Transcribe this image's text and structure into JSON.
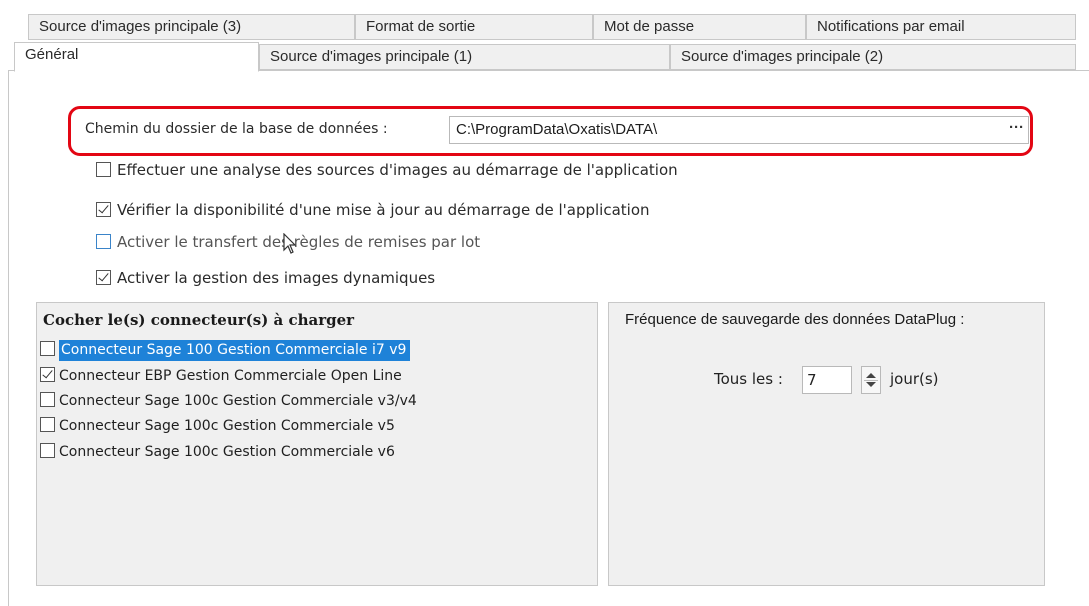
{
  "tabs_row1": [
    {
      "label": "Source d'images principale (3)"
    },
    {
      "label": "Format de sortie"
    },
    {
      "label": "Mot de passe"
    },
    {
      "label": "Notifications par email"
    }
  ],
  "tabs_row2": [
    {
      "label": "Général",
      "active": true
    },
    {
      "label": "Source d'images principale (1)"
    },
    {
      "label": "Source d'images principale (2)"
    }
  ],
  "database": {
    "label": "Chemin du dossier de la base de données :",
    "value": "C:\\ProgramData\\Oxatis\\DATA\\",
    "browse_label": "···"
  },
  "options": [
    {
      "label": "Effectuer une analyse des sources d'images au démarrage de l'application",
      "checked": false
    },
    {
      "label": "Vérifier la disponibilité d'une mise à jour au démarrage de l'application",
      "checked": true
    },
    {
      "label": "Activer le transfert des règles de remises par lot",
      "checked": false
    },
    {
      "label": "Activer la gestion des images dynamiques",
      "checked": true
    }
  ],
  "connectors": {
    "title": "Cocher le(s) connecteur(s) à charger",
    "items": [
      {
        "label": "Connecteur Sage 100 Gestion Commerciale i7 v9",
        "checked": false,
        "selected": true
      },
      {
        "label": "Connecteur EBP Gestion Commerciale Open Line",
        "checked": true,
        "selected": false
      },
      {
        "label": "Connecteur Sage 100c Gestion Commerciale v3/v4",
        "checked": false,
        "selected": false
      },
      {
        "label": "Connecteur Sage 100c Gestion Commerciale v5",
        "checked": false,
        "selected": false
      },
      {
        "label": "Connecteur Sage 100c Gestion Commerciale v6",
        "checked": false,
        "selected": false
      }
    ]
  },
  "backup": {
    "title": "Fréquence de sauvegarde des données DataPlug :",
    "every_label": "Tous les :",
    "value": "7",
    "unit": "jour(s)"
  },
  "colors": {
    "highlight_border": "#e30613",
    "selection": "#1e82d8"
  }
}
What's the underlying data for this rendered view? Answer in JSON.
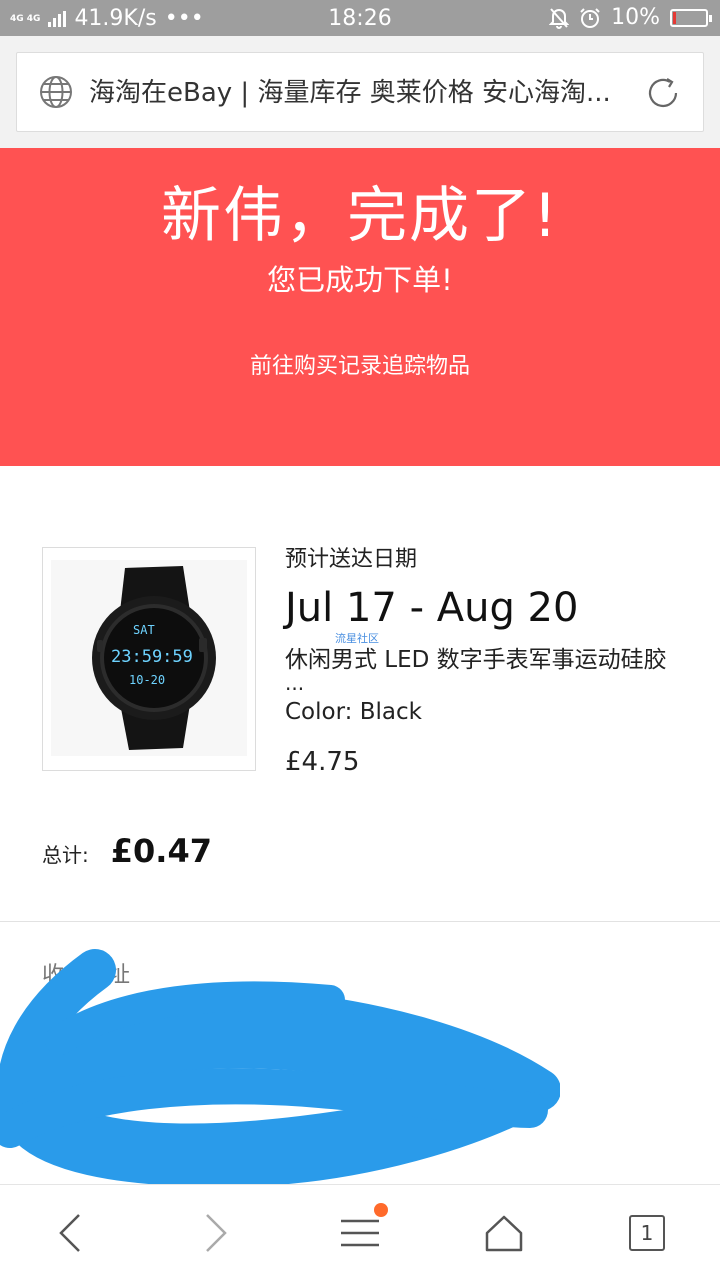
{
  "status_bar": {
    "network": "4G 4G",
    "speed": "41.9K/s",
    "more": "•••",
    "time": "18:26",
    "battery": "10%",
    "battery_level": 0.1,
    "battery_color": "#e53935"
  },
  "url_bar": {
    "title": "海淘在eBay | 海量库存 奥莱价格 安心海淘...",
    "icon": "globe-icon",
    "reload_icon": "reload-icon"
  },
  "hero": {
    "title": "新伟，完成了!",
    "subtitle": "您已成功下单!",
    "link": "前往购买记录追踪物品",
    "bg_color": "#ff5252"
  },
  "order": {
    "eta_label": "预计送达日期",
    "eta_range": "Jul 17 - Aug 20",
    "watermark": "流星社区",
    "item_title": "休闲男式 LED 数字手表军事运动硅胶",
    "item_title_more": "...",
    "item_color": "Color: Black",
    "item_price": "£4.75",
    "watch_display": {
      "day": "SAT",
      "time": "23:59:59",
      "date": "10-20"
    }
  },
  "total": {
    "label": "总计:",
    "value": "£0.47"
  },
  "address": {
    "label": "收货地址"
  },
  "bottom_nav": {
    "back": "back-icon",
    "forward": "forward-icon",
    "menu": "menu-icon",
    "home": "home-icon",
    "tabs_count": "1"
  }
}
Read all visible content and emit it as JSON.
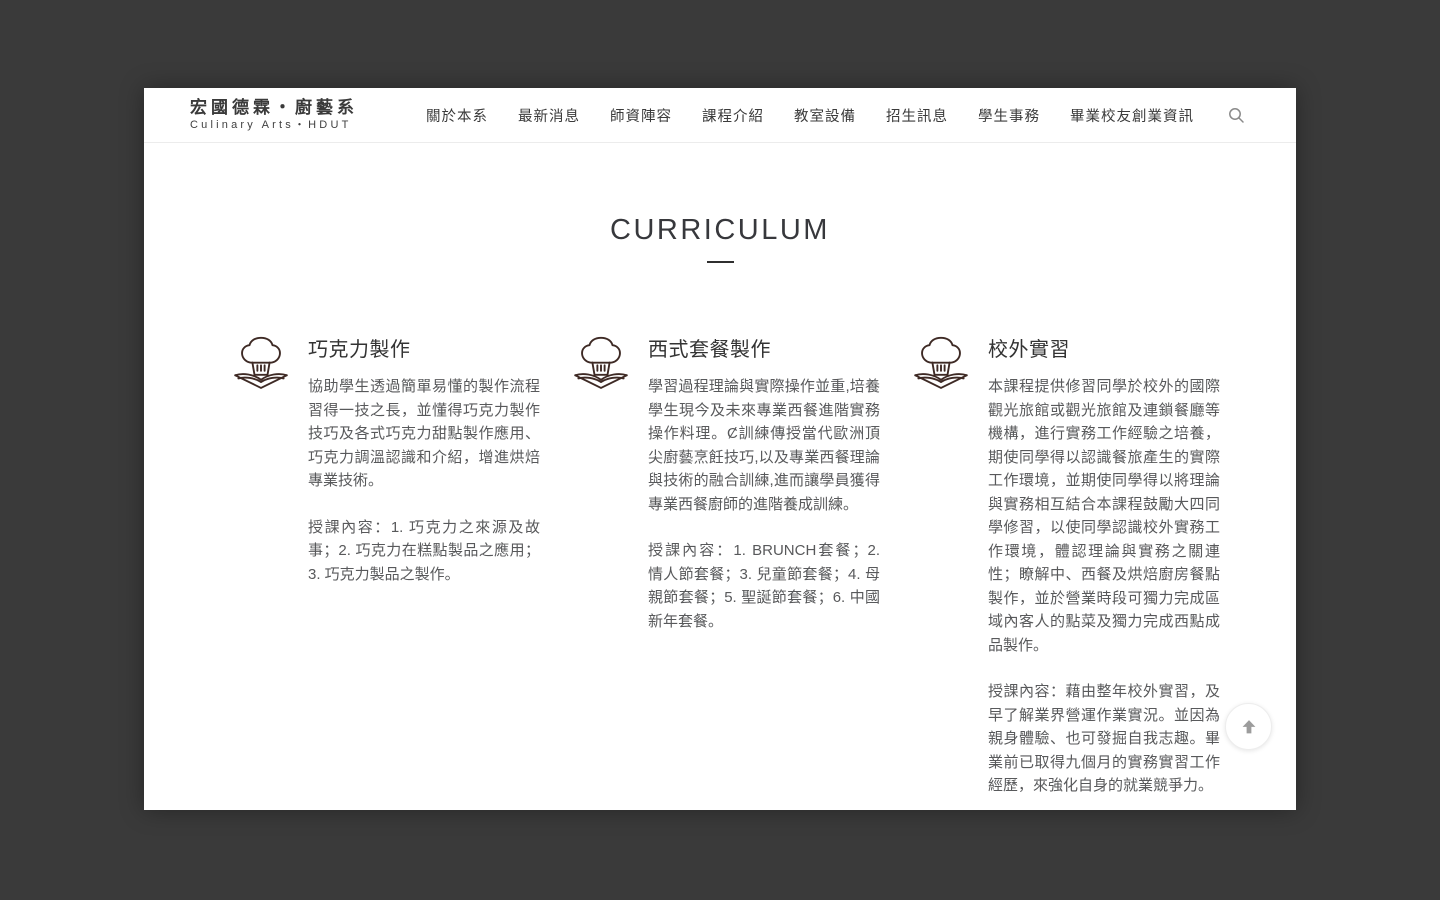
{
  "colors": {
    "outer_background": "#3a3a3a",
    "page_background": "#ffffff",
    "icon_stroke": "#3e2a25",
    "heading_text": "#37383c",
    "body_text": "#58595b",
    "back_top_arrow": "#9c9c9c"
  },
  "header": {
    "logo_title": "宏國德霖・廚藝系",
    "logo_subtitle": "Culinary Arts・HDUT",
    "nav_items": [
      "關於本系",
      "最新消息",
      "師資陣容",
      "課程介紹",
      "教室設備",
      "招生訊息",
      "學生事務",
      "畢業校友創業資訊"
    ],
    "search_icon": "magnifier-icon"
  },
  "main": {
    "section_title": "CURRICULUM",
    "columns": [
      {
        "icon": "chef-hat-book",
        "title": "巧克力製作",
        "paragraphs": [
          "協助學生透過簡單易懂的製作流程習得一技之長，並懂得巧克力製作技巧及各式巧克力甜點製作應用、巧克力調溫認識和介紹，增進烘焙專業技術。",
          "授課內容：1. 巧克力之來源及故事；2. 巧克力在糕點製品之應用；3. 巧克力製品之製作。"
        ]
      },
      {
        "icon": "chef-hat-book",
        "title": "西式套餐製作",
        "paragraphs": [
          "學習過程理論與實際操作並重,培養學生現今及未來專業西餐進階實務操作料理。Ȼ訓練傳授當代歐洲頂尖廚藝烹飪技巧,以及專業西餐理論與技術的融合訓練,進而讓學員獲得專業西餐廚師的進階養成訓練。",
          "授課內容：1. BRUNCH套餐；2. 情人節套餐；3. 兒童節套餐；4. 母親節套餐；5. 聖誕節套餐；6. 中國新年套餐。"
        ]
      },
      {
        "icon": "chef-hat-book",
        "title": "校外實習",
        "paragraphs": [
          "本課程提供修習同學於校外的國際觀光旅館或觀光旅館及連鎖餐廳等機構，進行實務工作經驗之培養，期使同學得以認識餐旅產生的實際工作環境，並期使同學得以將理論與實務相互結合本課程鼓勵大四同學修習，以使同學認識校外實務工作環境，體認理論與實務之關連性；瞭解中、西餐及烘焙廚房餐點製作，並於營業時段可獨力完成區域內客人的點菜及獨力完成西點成品製作。",
          "授課內容：藉由整年校外實習，及早了解業界營運作業實況。並因為親身體驗、也可發掘自我志趣。畢業前已取得九個月的實務實習工作經歷，來強化自身的就業競爭力。"
        ]
      }
    ]
  },
  "back_to_top": {
    "icon": "arrow-up"
  }
}
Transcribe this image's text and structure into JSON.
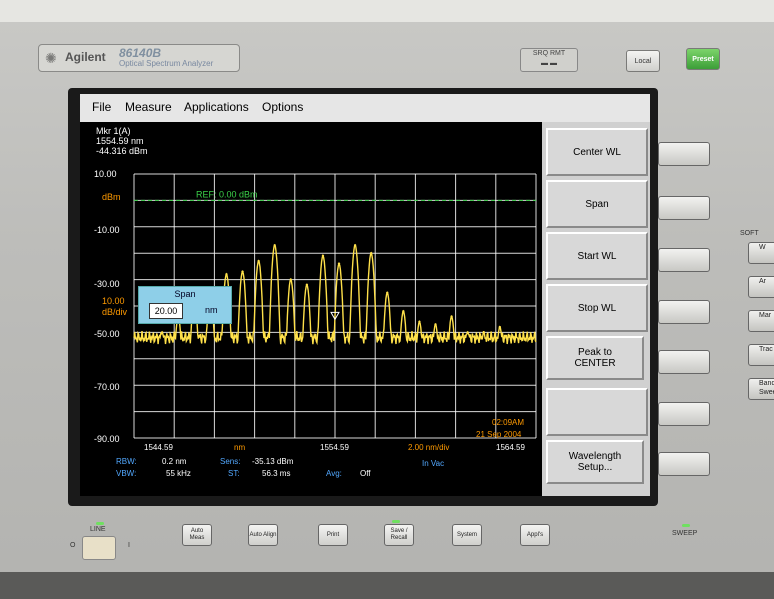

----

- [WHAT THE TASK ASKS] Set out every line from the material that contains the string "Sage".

- [ANSWER BELOW]
        "label": "Connecteur Sage 100 Gestion Commerciale i7 v9",
        "label": "Connecteur Sage 100c Gestion Commerciale v3/v4",
        "label": "Connecteur Sage 100c Gestion Commerciale v5",
        "label": "Connecteur Sage 100c Gestion Commerciale v6",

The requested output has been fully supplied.